Bank implicated in Libor rigging
THE Bank of England repeatedly pressured commercial banks to lower their settings for the benchmark London Interbank Offered Rate during the 2008 financial crisis, according to the BBC.
The report cited a secret recording in which a senior manager at a large UK bank instructed a Libor submitter to lower his rates.
"The bottom line is you're going to absolutely hate this ... but we've had some very serious pressure from the UK government and the Bank of England about pushing our Libors lower," the BBC cited the manager as saying on the recording.
Libor is the rate at which banks lend to each other, and is used to set millions of pounds worth of financial deals including car loans and mortgages. It is also used in complex overseas financial transactions.
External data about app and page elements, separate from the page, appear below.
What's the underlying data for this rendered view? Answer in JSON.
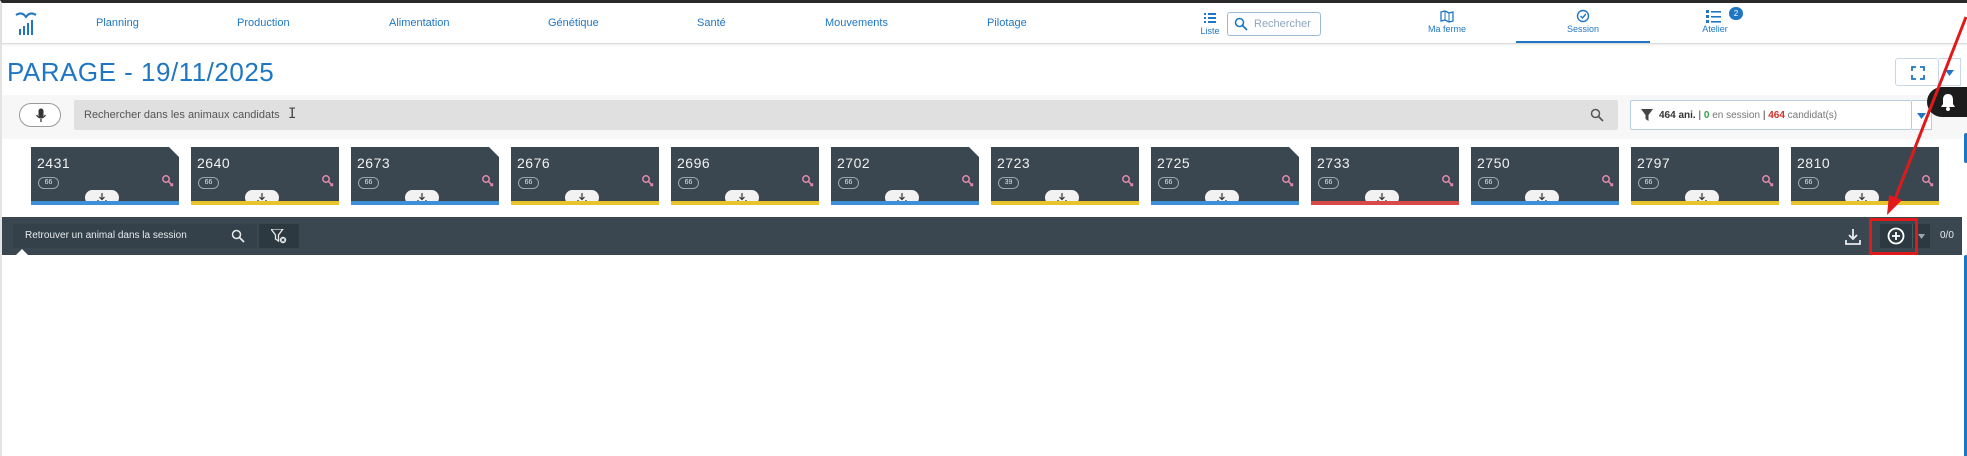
{
  "nav": {
    "items": [
      "Planning",
      "Production",
      "Alimentation",
      "Génétique",
      "Santé",
      "Mouvements",
      "Pilotage"
    ],
    "liste_label": "Liste",
    "search_placeholder": "Rechercher",
    "ma_ferme_label": "Ma ferme",
    "session_label": "Session",
    "atelier_label": "Atelier",
    "atelier_badge": "2"
  },
  "page_title": "PARAGE - 19/11/2025",
  "candidate_search": {
    "placeholder": "Rechercher dans les animaux candidats",
    "filter": {
      "animals": "464 ani.",
      "sep1": "|",
      "in_session_count": "0",
      "in_session_label": "en session",
      "sep2": "|",
      "candidates_count": "464",
      "candidates_label": "candidat(s)"
    }
  },
  "cards": [
    {
      "number": "2431",
      "age": "66",
      "stripe": "#3d8fd8",
      "fold": true
    },
    {
      "number": "2640",
      "age": "66",
      "stripe": "#e8c42c",
      "fold": false
    },
    {
      "number": "2673",
      "age": "66",
      "stripe": "#3d8fd8",
      "fold": true
    },
    {
      "number": "2676",
      "age": "66",
      "stripe": "#e8c42c",
      "fold": false
    },
    {
      "number": "2696",
      "age": "66",
      "stripe": "#e8c42c",
      "fold": false
    },
    {
      "number": "2702",
      "age": "66",
      "stripe": "#3d8fd8",
      "fold": true
    },
    {
      "number": "2723",
      "age": "39",
      "stripe": "#e8c42c",
      "fold": false
    },
    {
      "number": "2725",
      "age": "66",
      "stripe": "#3d8fd8",
      "fold": true
    },
    {
      "number": "2733",
      "age": "66",
      "stripe": "#d84a4a",
      "fold": false
    },
    {
      "number": "2750",
      "age": "66",
      "stripe": "#3d8fd8",
      "fold": false
    },
    {
      "number": "2797",
      "age": "66",
      "stripe": "#e8c42c",
      "fold": false
    },
    {
      "number": "2810",
      "age": "66",
      "stripe": "#e8c42c",
      "fold": false
    }
  ],
  "session_bar": {
    "search_placeholder": "Retrouver un animal dans la session",
    "counter": "0/0"
  },
  "colors": {
    "brand": "#1f77c4",
    "card_bg": "#3a4750",
    "highlight": "#e0191a"
  },
  "icons": {
    "logo": "farm-logo-icon",
    "liste": "list-icon",
    "search": "search-icon",
    "ma_ferme": "map-icon",
    "session": "session-check-icon",
    "atelier": "checklist-icon",
    "fullscreen": "fullscreen-icon",
    "bell": "bell-icon",
    "mic": "microphone-icon",
    "filter": "filter-icon",
    "download": "download-icon",
    "sex": "female-sex-icon",
    "add": "add-circle-icon",
    "filter_clear": "filter-clear-icon"
  }
}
A BOE spokesman said Libor and other global benchmarks "were not regulated in the UK or elsewhere during the period in question" and that the central bank has been assisting the Serious Fraud Office's investigations into Libor manipulation, by providing, on a voluntary basis, documents and records.
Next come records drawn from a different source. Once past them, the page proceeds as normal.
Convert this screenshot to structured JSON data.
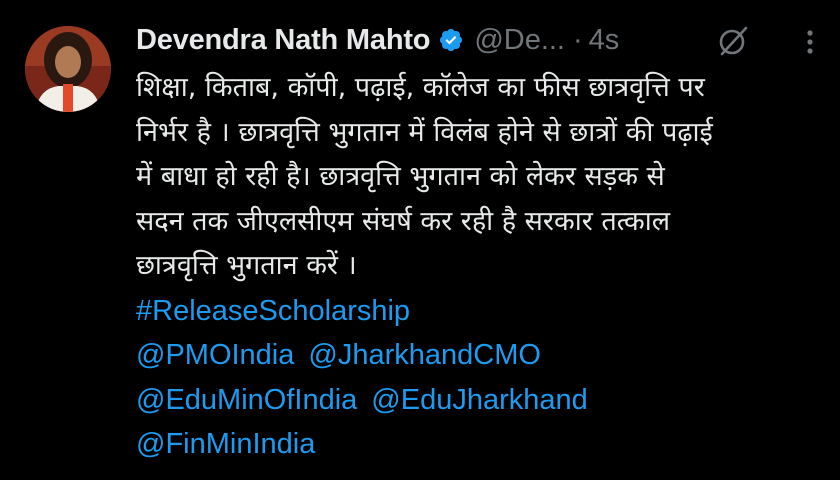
{
  "tweet": {
    "author": {
      "display_name": "Devendra Nath Mahto",
      "handle": "@De...",
      "verified_icon": "verified-badge-icon"
    },
    "separator": "·",
    "time": "4s",
    "actions": {
      "grok_icon": "grok-icon",
      "more_icon": "more-options-icon"
    },
    "text_lines": [
      "शिक्षा, किताब, कॉपी, पढ़ाई, कॉलेज का फीस छात्रवृत्ति पर",
      "निर्भर है  । छात्रवृत्ति भुगतान में विलंब होने से छात्रों की पढ़ाई",
      "में बाधा हो रही है।  छात्रवृत्ति भुगतान को लेकर सड़क से",
      "सदन तक जीएलसीएम संघर्ष कर रही है सरकार तत्काल",
      "छात्रवृत्ति भुगतान करें ।"
    ],
    "hashtag": "#ReleaseScholarship",
    "mentions": [
      "@PMOIndia",
      "@JharkhandCMO",
      "@EduMinOfIndia",
      "@EduJharkhand",
      "@FinMinIndia"
    ]
  },
  "colors": {
    "background": "#000000",
    "text": "#e7e9ea",
    "muted": "#71767b",
    "link": "#1d9bf0",
    "verified": "#1d9bf0"
  }
}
John McDonnell, shadow chancellor for the UK Labour Party, called for an immediate investigation, saying the report "contradicts past assurances about the role of the Bank of England in the Libor scandal," raising questions over trust in financial institutions.
Banks have paid more than $9bn (€8.5bn) in fines to settle accusations they rigged the benchmark Libor rate, used to value trillions of dollars worth of financial products.